Required work
Please reproduce the data exactly, though every picture must stay out.

Data provided
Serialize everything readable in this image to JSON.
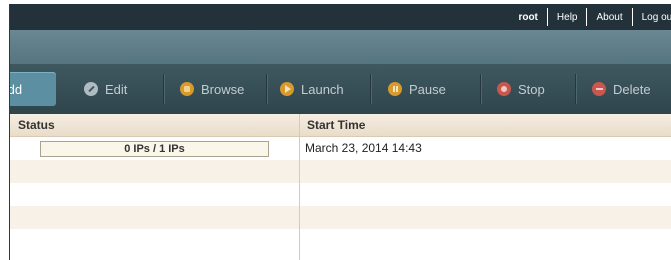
{
  "topbar": {
    "user": "root",
    "links": [
      "Help",
      "About",
      "Log out"
    ]
  },
  "toolbar": {
    "add": "Add",
    "edit": "Edit",
    "browse": "Browse",
    "launch": "Launch",
    "pause": "Pause",
    "stop": "Stop",
    "delete": "Delete"
  },
  "icons": {
    "edit": "edit-icon",
    "browse": "browse-icon",
    "launch": "launch-icon",
    "pause": "pause-icon",
    "stop": "stop-icon",
    "delete": "delete-icon"
  },
  "table": {
    "columns": [
      "Status",
      "Start Time"
    ],
    "rows": [
      {
        "status": "0 IPs / 1 IPs",
        "start_time": "March 23, 2014 14:43"
      }
    ]
  },
  "colors": {
    "topbar": "#23323a",
    "header": "#5f7f8a",
    "toolbar": "#3a5158",
    "accent": "#5b8fa1"
  }
}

Response for this exercise
Serialize everything readable in this image to JSON.
{
  "topbar": {
    "user": "root",
    "links": [
      "Help",
      "About",
      "Log out"
    ]
  },
  "toolbar": {
    "add": "Add",
    "edit": "Edit",
    "browse": "Browse",
    "launch": "Launch",
    "pause": "Pause",
    "stop": "Stop",
    "delete": "Delete"
  },
  "icons": {
    "edit": "edit-icon",
    "browse": "browse-icon",
    "launch": "launch-icon",
    "pause": "pause-icon",
    "stop": "stop-icon",
    "delete": "delete-icon"
  },
  "table": {
    "columns": [
      "Status",
      "Start Time"
    ],
    "rows": [
      {
        "status": "0 IPs / 1 IPs",
        "start_time": "March 23, 2014 14:43"
      }
    ]
  },
  "colors": {
    "topbar": "#23323a",
    "header": "#5f7f8a",
    "toolbar": "#3a5158",
    "accent": "#5b8fa1"
  }
}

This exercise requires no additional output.